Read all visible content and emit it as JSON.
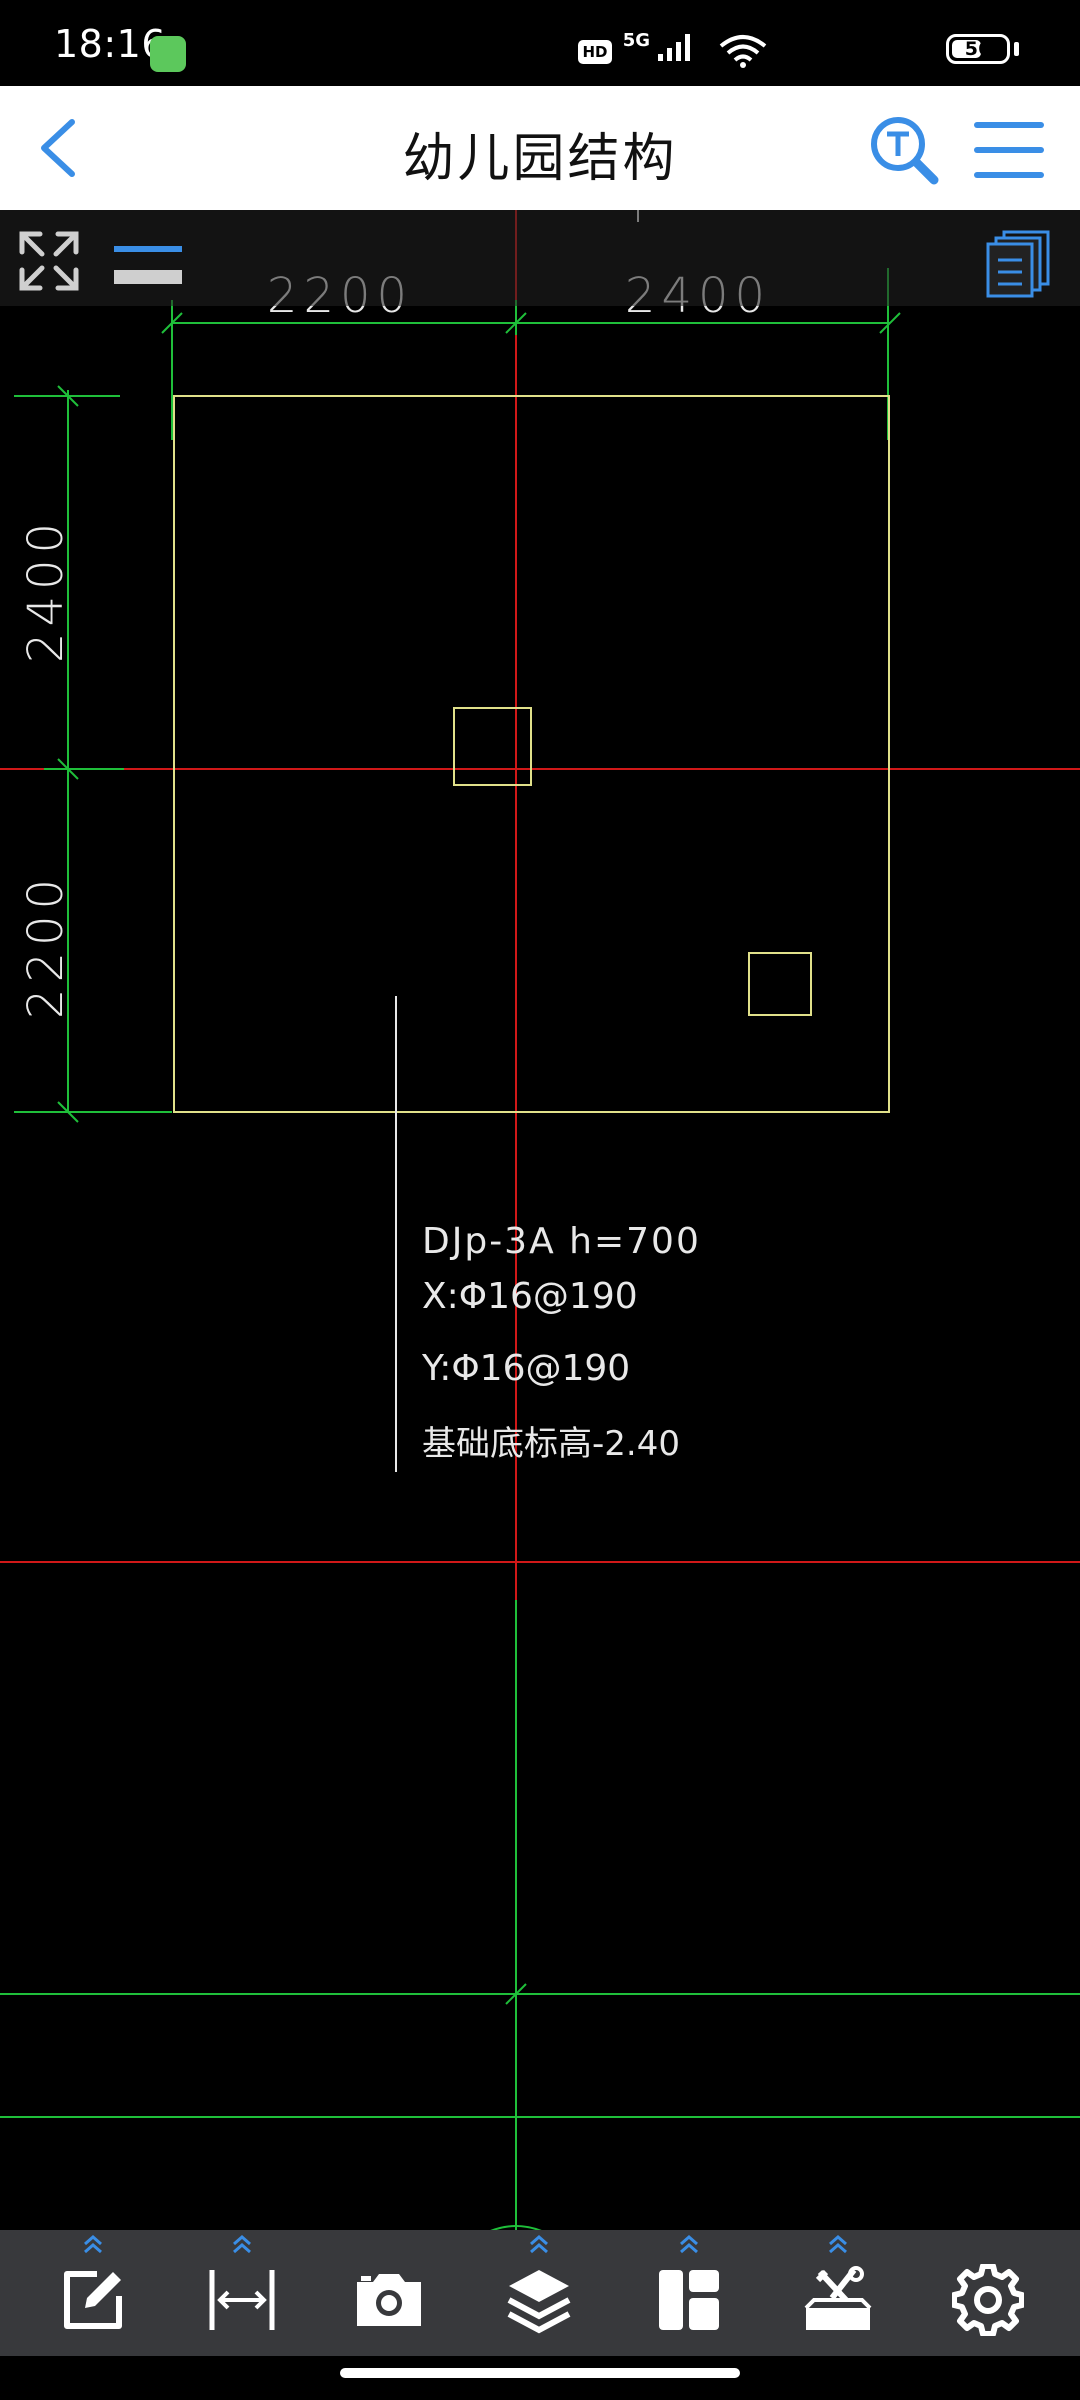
{
  "status_bar": {
    "time": "18:16",
    "hd_label": "HD",
    "network_label": "5G",
    "battery_percent": "56",
    "battery_level": 0.56
  },
  "header": {
    "title": "幼儿园结构",
    "back_icon": "chevron-left-icon",
    "search_icon": "text-search-icon",
    "menu_icon": "hamburger-menu-icon"
  },
  "drawing": {
    "dim_top_left": "2200",
    "dim_top_right": "2400",
    "dim_left_upper": "2400",
    "dim_left_lower": "2200",
    "note_line1": "DJp-3A h=700",
    "note_line2": "X:Φ16@190",
    "note_line3": "Y:Φ16@190",
    "note_line4": "基础底标高-2.40",
    "colors": {
      "axis_red": "#d01818",
      "dimension_green": "#1fbf3a",
      "outline_yellow": "#e0e08a",
      "text_white": "#e8e8e8"
    }
  },
  "toolbar_overlay": {
    "fullscreen_icon": "fullscreen-arrows-icon",
    "line_weight_icon": "line-weight-icon",
    "layouts_icon": "layouts-stack-icon"
  },
  "bottom_tools": [
    {
      "name": "edit",
      "icon": "edit-note-icon"
    },
    {
      "name": "measure",
      "icon": "measure-distance-icon"
    },
    {
      "name": "screenshot",
      "icon": "camera-icon"
    },
    {
      "name": "layers",
      "icon": "layers-icon"
    },
    {
      "name": "layout",
      "icon": "layout-panels-icon"
    },
    {
      "name": "tools",
      "icon": "toolbox-icon"
    },
    {
      "name": "settings",
      "icon": "gear-icon"
    }
  ],
  "accent_color": "#3a8ee6"
}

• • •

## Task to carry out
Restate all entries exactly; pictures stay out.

## Exercise response
Read all visible content and emit it as JSON.
{
  "status_bar": {
    "time": "18:16",
    "hd_label": "HD",
    "network_label": "5G",
    "battery_percent": "56",
    "battery_level": 0.56
  },
  "header": {
    "title": "幼儿园结构",
    "back_icon": "chevron-left-icon",
    "search_icon": "text-search-icon",
    "menu_icon": "hamburger-menu-icon"
  },
  "drawing": {
    "dim_top_left": "2200",
    "dim_top_right": "2400",
    "dim_left_upper": "2400",
    "dim_left_lower": "2200",
    "note_line1": "DJp-3A h=700",
    "note_line2": "X:Φ16@190",
    "note_line3": "Y:Φ16@190",
    "note_line4": "基础底标高-2.40",
    "colors": {
      "axis_red": "#d01818",
      "dimension_green": "#1fbf3a",
      "outline_yellow": "#e0e08a",
      "text_white": "#e8e8e8"
    }
  },
  "toolbar_overlay": {
    "fullscreen_icon": "fullscreen-arrows-icon",
    "line_weight_icon": "line-weight-icon",
    "layouts_icon": "layouts-stack-icon"
  },
  "bottom_tools": [
    {
      "name": "edit",
      "icon": "edit-note-icon"
    },
    {
      "name": "measure",
      "icon": "measure-distance-icon"
    },
    {
      "name": "screenshot",
      "icon": "camera-icon"
    },
    {
      "name": "layers",
      "icon": "layers-icon"
    },
    {
      "name": "layout",
      "icon": "layout-panels-icon"
    },
    {
      "name": "tools",
      "icon": "toolbox-icon"
    },
    {
      "name": "settings",
      "icon": "gear-icon"
    }
  ],
  "accent_color": "#3a8ee6"
}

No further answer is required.